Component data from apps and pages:
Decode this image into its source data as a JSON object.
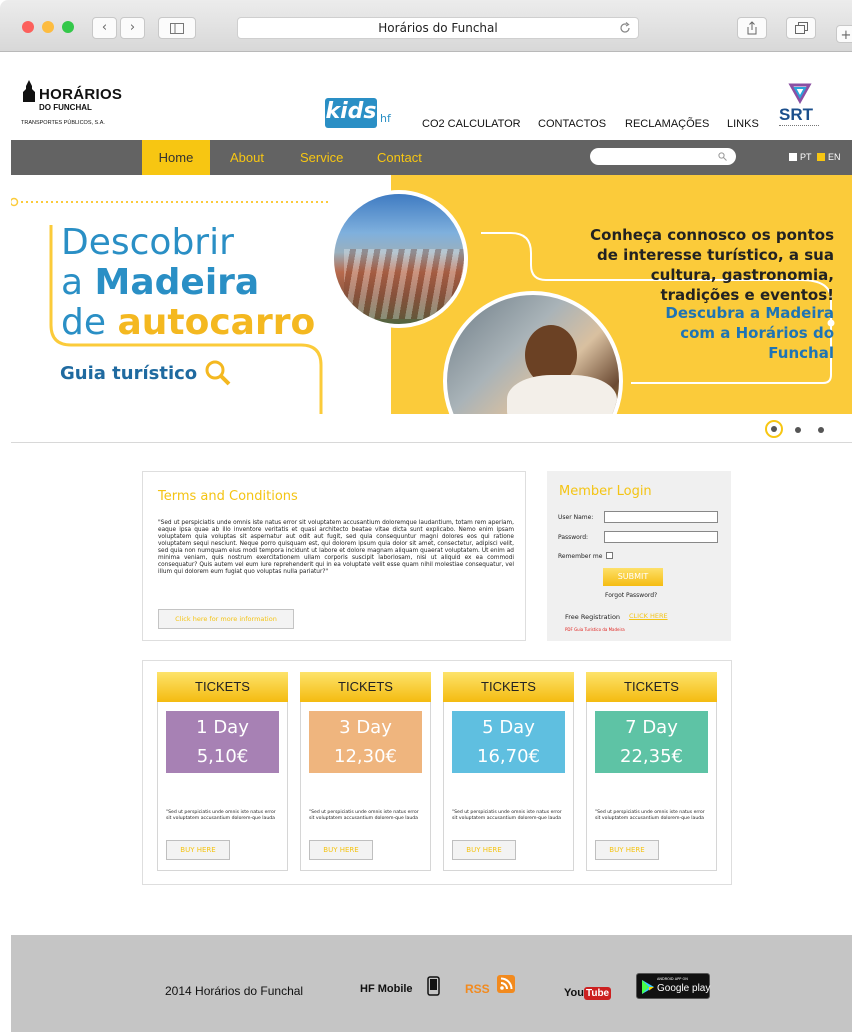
{
  "browser": {
    "title": "Horários do Funchal",
    "back_glyph": "‹",
    "forward_glyph": "›"
  },
  "header": {
    "logo": {
      "name": "HORÁRIOS",
      "sub": "DO FUNCHAL",
      "tagline": "TRANSPORTES PÚBLICOS, S.A."
    },
    "kids": {
      "text": "kids",
      "suffix": "hf"
    },
    "links": [
      "CO2 CALCULATOR",
      "CONTACTOS",
      "RECLAMAÇÕES",
      "LINKS"
    ],
    "srt": {
      "text": "SRT"
    }
  },
  "menu": {
    "items": [
      "Home",
      "About",
      "Service",
      "Contact"
    ],
    "active": "Home",
    "lang": [
      "PT",
      "EN"
    ]
  },
  "hero": {
    "title_line1": "Descobrir",
    "title_line2_a": "a ",
    "title_line2_b": "Madeira",
    "title_line3_a": "de ",
    "title_line3_b": "autocarro",
    "guide": "Guia turístico",
    "text1": "Conheça connosco os pontos de interesse turístico, a sua cultura, gastronomia, tradições e eventos!",
    "text2": "Descubra a Madeira com a Horários do Funchal",
    "slide_active": 1,
    "slide_count": 3
  },
  "terms": {
    "title": "Terms and Conditions",
    "body": "\"Sed ut perspiciatis unde omnis iste natus error sit voluptatem accusantium doloremque laudantium, totam rem aperiam, eaque ipsa quae ab illo inventore veritatis et quasi architecto beatae vitae dicta sunt explicabo. Nemo enim ipsam voluptatem quia voluptas sit aspernatur aut odit aut fugit, sed quia consequuntur magni dolores eos qui ratione voluptatem sequi nesciunt. Neque porro quisquam est, qui dolorem ipsum quia dolor sit amet, consectetur, adipisci velit, sed quia non numquam eius modi tempora incidunt ut labore et dolore magnam aliquam quaerat voluptatem. Ut enim ad minima veniam, quis nostrum exercitationem ullam corporis suscipit laboriosam, nisi ut aliquid ex ea commodi consequatur? Quis autem vel eum iure reprehenderit qui in ea voluptate velit esse quam nihil molestiae consequatur, vel illum qui dolorem eum fugiat quo voluptas nulla pariatur?\"",
    "button": "Click here for more information"
  },
  "login": {
    "title": "Member Login",
    "username_label": "User Name:",
    "password_label": "Password:",
    "remember_label": "Remember me",
    "submit": "SUBMIT",
    "forgot": "Forgot Password?",
    "register_label": "Free Registration",
    "register_link": "CLICK HERE",
    "pdf_link": "PDF Guia Turístico da Madeira"
  },
  "tickets": [
    {
      "header": "TICKETS",
      "days": "1 Day",
      "price": "5,10€",
      "color": "#a781b4",
      "desc": "\"Sed ut perspiciatis unde omnis iste natus error sit voluptatem accusantium dolorem-que lauda",
      "button": "BUY HERE"
    },
    {
      "header": "TICKETS",
      "days": "3 Day",
      "price": "12,30€",
      "color": "#efb57e",
      "desc": "\"Sed ut perspiciatis unde omnis iste natus error sit voluptatem accusantium dolorem-que lauda",
      "button": "BUY HERE"
    },
    {
      "header": "TICKETS",
      "days": "5 Day",
      "price": "16,70€",
      "color": "#5fbfe0",
      "desc": "\"Sed ut perspiciatis unde omnis iste natus error sit voluptatem accusantium dolorem-que lauda",
      "button": "BUY HERE"
    },
    {
      "header": "TICKETS",
      "days": "7 Day",
      "price": "22,35€",
      "color": "#5ec3a5",
      "desc": "\"Sed ut perspiciatis unde omnis iste natus error sit voluptatem accusantium dolorem-que lauda",
      "button": "BUY HERE"
    }
  ],
  "footer": {
    "copyright": "2014 Horários do Funchal",
    "hf_mobile": "HF Mobile",
    "rss": "RSS",
    "youtube_a": "You",
    "youtube_b": "Tube",
    "gplay_small": "ANDROID APP ON",
    "gplay": "Google play"
  },
  "colors": {
    "accent_yellow": "#f7c612",
    "brand_blue": "#2a8fc5",
    "nav_gray": "#636363",
    "footer_gray": "#c5c5c5"
  }
}
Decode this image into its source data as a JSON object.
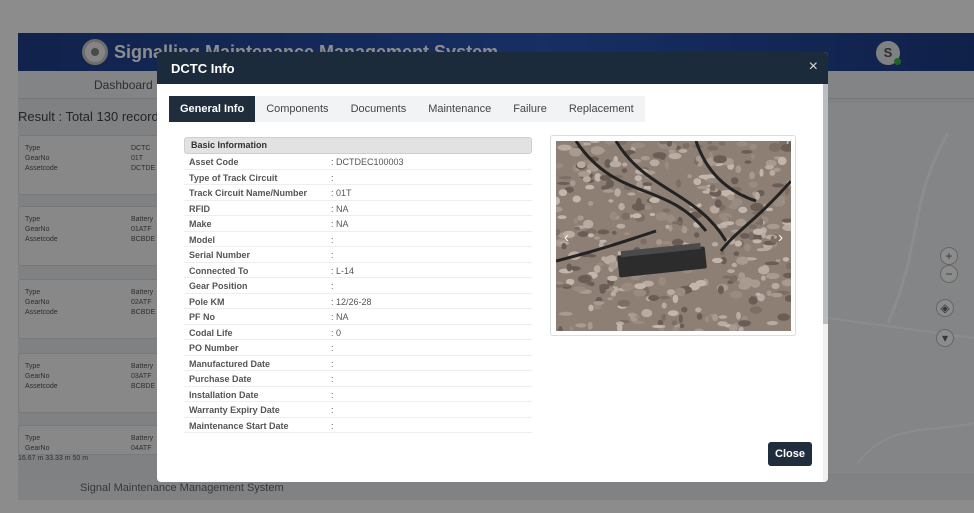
{
  "app": {
    "title": "Signalling Maintenance Management System",
    "avatar_letter": "S",
    "nav_dashboard": "Dashboard",
    "result_text": "Result : Total 130 records",
    "footer_text": "Signal Maintenance Management System",
    "scale_text": "16.67 m  33.33 m  50 m",
    "map_zoom_in": "+",
    "map_zoom_out": "−",
    "cards": [
      {
        "rows": [
          [
            "Type",
            "DCTC"
          ],
          [
            "GearNo",
            "01T"
          ],
          [
            "Assetcode",
            "DCTDE"
          ]
        ]
      },
      {
        "rows": [
          [
            "Type",
            "Battery"
          ],
          [
            "GearNo",
            "01ATF"
          ],
          [
            "Assetcode",
            "BCBDE"
          ]
        ]
      },
      {
        "rows": [
          [
            "Type",
            "Battery"
          ],
          [
            "GearNo",
            "02ATF"
          ],
          [
            "Assetcode",
            "BCBDE"
          ]
        ]
      },
      {
        "rows": [
          [
            "Type",
            "Battery"
          ],
          [
            "GearNo",
            "03ATF"
          ],
          [
            "Assetcode",
            "BCBDE"
          ]
        ]
      },
      {
        "rows": [
          [
            "Type",
            "Battery"
          ],
          [
            "GearNo",
            "04ATF"
          ]
        ]
      }
    ]
  },
  "modal": {
    "title": "DCTC Info",
    "close_icon": "×",
    "tabs": [
      {
        "label": "General Info",
        "active": true
      },
      {
        "label": "Components",
        "active": false
      },
      {
        "label": "Documents",
        "active": false
      },
      {
        "label": "Maintenance",
        "active": false
      },
      {
        "label": "Failure",
        "active": false
      },
      {
        "label": "Replacement",
        "active": false
      }
    ],
    "section_title": "Basic Information",
    "fields": [
      {
        "key": "Asset Code",
        "value": ": DCTDEC100003"
      },
      {
        "key": "Type of Track Circuit",
        "value": ":"
      },
      {
        "key": "Track Circuit Name/Number",
        "value": ": 01T"
      },
      {
        "key": "RFID",
        "value": ": NA"
      },
      {
        "key": "Make",
        "value": ": NA"
      },
      {
        "key": "Model",
        "value": ":"
      },
      {
        "key": "Serial Number",
        "value": ":"
      },
      {
        "key": "Connected To",
        "value": ": L-14"
      },
      {
        "key": "Gear Position",
        "value": ":"
      },
      {
        "key": "Pole KM",
        "value": ": 12/26-28"
      },
      {
        "key": "PF No",
        "value": ": NA"
      },
      {
        "key": "Codal Life",
        "value": ": 0"
      },
      {
        "key": "PO Number",
        "value": ":"
      },
      {
        "key": "Manufactured Date",
        "value": ":"
      },
      {
        "key": "Purchase Date",
        "value": ":"
      },
      {
        "key": "Installation Date",
        "value": ":"
      },
      {
        "key": "Warranty Expiry Date",
        "value": ":"
      },
      {
        "key": "Maintenance Start Date",
        "value": ":"
      }
    ],
    "photo_prev": "‹",
    "photo_next": "›",
    "close_button": "Close"
  }
}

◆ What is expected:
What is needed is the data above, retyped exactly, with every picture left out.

◆ Response to this task:
Decode this image into its source data as a JSON object.
{
  "browser": {
    "title": "Horários do Funchal",
    "back_glyph": "‹",
    "forward_glyph": "›"
  },
  "header": {
    "logo": {
      "name": "HORÁRIOS",
      "sub": "DO FUNCHAL",
      "tagline": "TRANSPORTES PÚBLICOS, S.A."
    },
    "kids": {
      "text": "kids",
      "suffix": "hf"
    },
    "links": [
      "CO2 CALCULATOR",
      "CONTACTOS",
      "RECLAMAÇÕES",
      "LINKS"
    ],
    "srt": {
      "text": "SRT"
    }
  },
  "menu": {
    "items": [
      "Home",
      "About",
      "Service",
      "Contact"
    ],
    "active": "Home",
    "lang": [
      "PT",
      "EN"
    ]
  },
  "hero": {
    "title_line1": "Descobrir",
    "title_line2_a": "a ",
    "title_line2_b": "Madeira",
    "title_line3_a": "de ",
    "title_line3_b": "autocarro",
    "guide": "Guia turístico",
    "text1": "Conheça connosco os pontos de interesse turístico, a sua cultura, gastronomia, tradições e eventos!",
    "text2": "Descubra a Madeira com a Horários do Funchal",
    "slide_active": 1,
    "slide_count": 3
  },
  "terms": {
    "title": "Terms and Conditions",
    "body": "\"Sed ut perspiciatis unde omnis iste natus error sit voluptatem accusantium doloremque laudantium, totam rem aperiam, eaque ipsa quae ab illo inventore veritatis et quasi architecto beatae vitae dicta sunt explicabo. Nemo enim ipsam voluptatem quia voluptas sit aspernatur aut odit aut fugit, sed quia consequuntur magni dolores eos qui ratione voluptatem sequi nesciunt. Neque porro quisquam est, qui dolorem ipsum quia dolor sit amet, consectetur, adipisci velit, sed quia non numquam eius modi tempora incidunt ut labore et dolore magnam aliquam quaerat voluptatem. Ut enim ad minima veniam, quis nostrum exercitationem ullam corporis suscipit laboriosam, nisi ut aliquid ex ea commodi consequatur? Quis autem vel eum iure reprehenderit qui in ea voluptate velit esse quam nihil molestiae consequatur, vel illum qui dolorem eum fugiat quo voluptas nulla pariatur?\"",
    "button": "Click here for more information"
  },
  "login": {
    "title": "Member Login",
    "username_label": "User Name:",
    "password_label": "Password:",
    "remember_label": "Remember me",
    "submit": "SUBMIT",
    "forgot": "Forgot Password?",
    "register_label": "Free Registration",
    "register_link": "CLICK HERE",
    "pdf_link": "PDF Guia Turístico da Madeira"
  },
  "tickets": [
    {
      "header": "TICKETS",
      "days": "1 Day",
      "price": "5,10€",
      "color": "#a781b4",
      "desc": "\"Sed ut perspiciatis unde omnis iste natus error sit voluptatem accusantium dolorem-que lauda",
      "button": "BUY HERE"
    },
    {
      "header": "TICKETS",
      "days": "3 Day",
      "price": "12,30€",
      "color": "#efb57e",
      "desc": "\"Sed ut perspiciatis unde omnis iste natus error sit voluptatem accusantium dolorem-que lauda",
      "button": "BUY HERE"
    },
    {
      "header": "TICKETS",
      "days": "5 Day",
      "price": "16,70€",
      "color": "#5fbfe0",
      "desc": "\"Sed ut perspiciatis unde omnis iste natus error sit voluptatem accusantium dolorem-que lauda",
      "button": "BUY HERE"
    },
    {
      "header": "TICKETS",
      "days": "7 Day",
      "price": "22,35€",
      "color": "#5ec3a5",
      "desc": "\"Sed ut perspiciatis unde omnis iste natus error sit voluptatem accusantium dolorem-que lauda",
      "button": "BUY HERE"
    }
  ],
  "footer": {
    "copyright": "2014 Horários do Funchal",
    "hf_mobile": "HF Mobile",
    "rss": "RSS",
    "youtube_a": "You",
    "youtube_b": "Tube",
    "gplay_small": "ANDROID APP ON",
    "gplay": "Google play"
  },
  "colors": {
    "accent_yellow": "#f7c612",
    "brand_blue": "#2a8fc5",
    "nav_gray": "#636363",
    "footer_gray": "#c5c5c5"
  }
}
Decode this image into its source data as a JSON object.
{
  "app": {
    "title": "Signalling Maintenance Management System",
    "avatar_letter": "S",
    "nav_dashboard": "Dashboard",
    "result_text": "Result : Total 130 records",
    "footer_text": "Signal Maintenance Management System",
    "scale_text": "16.67 m  33.33 m  50 m",
    "map_zoom_in": "+",
    "map_zoom_out": "−",
    "cards": [
      {
        "rows": [
          [
            "Type",
            "DCTC"
          ],
          [
            "GearNo",
            "01T"
          ],
          [
            "Assetcode",
            "DCTDE"
          ]
        ]
      },
      {
        "rows": [
          [
            "Type",
            "Battery"
          ],
          [
            "GearNo",
            "01ATF"
          ],
          [
            "Assetcode",
            "BCBDE"
          ]
        ]
      },
      {
        "rows": [
          [
            "Type",
            "Battery"
          ],
          [
            "GearNo",
            "02ATF"
          ],
          [
            "Assetcode",
            "BCBDE"
          ]
        ]
      },
      {
        "rows": [
          [
            "Type",
            "Battery"
          ],
          [
            "GearNo",
            "03ATF"
          ],
          [
            "Assetcode",
            "BCBDE"
          ]
        ]
      },
      {
        "rows": [
          [
            "Type",
            "Battery"
          ],
          [
            "GearNo",
            "04ATF"
          ]
        ]
      }
    ]
  },
  "modal": {
    "title": "DCTC Info",
    "close_icon": "×",
    "tabs": [
      {
        "label": "General Info",
        "active": true
      },
      {
        "label": "Components",
        "active": false
      },
      {
        "label": "Documents",
        "active": false
      },
      {
        "label": "Maintenance",
        "active": false
      },
      {
        "label": "Failure",
        "active": false
      },
      {
        "label": "Replacement",
        "active": false
      }
    ],
    "section_title": "Basic Information",
    "fields": [
      {
        "key": "Asset Code",
        "value": ": DCTDEC100003"
      },
      {
        "key": "Type of Track Circuit",
        "value": ":"
      },
      {
        "key": "Track Circuit Name/Number",
        "value": ": 01T"
      },
      {
        "key": "RFID",
        "value": ": NA"
      },
      {
        "key": "Make",
        "value": ": NA"
      },
      {
        "key": "Model",
        "value": ":"
      },
      {
        "key": "Serial Number",
        "value": ":"
      },
      {
        "key": "Connected To",
        "value": ": L-14"
      },
      {
        "key": "Gear Position",
        "value": ":"
      },
      {
        "key": "Pole KM",
        "value": ": 12/26-28"
      },
      {
        "key": "PF No",
        "value": ": NA"
      },
      {
        "key": "Codal Life",
        "value": ": 0"
      },
      {
        "key": "PO Number",
        "value": ":"
      },
      {
        "key": "Manufactured Date",
        "value": ":"
      },
      {
        "key": "Purchase Date",
        "value": ":"
      },
      {
        "key": "Installation Date",
        "value": ":"
      },
      {
        "key": "Warranty Expiry Date",
        "value": ":"
      },
      {
        "key": "Maintenance Start Date",
        "value": ":"
      }
    ],
    "photo_prev": "‹",
    "photo_next": "›",
    "close_button": "Close"
  }
}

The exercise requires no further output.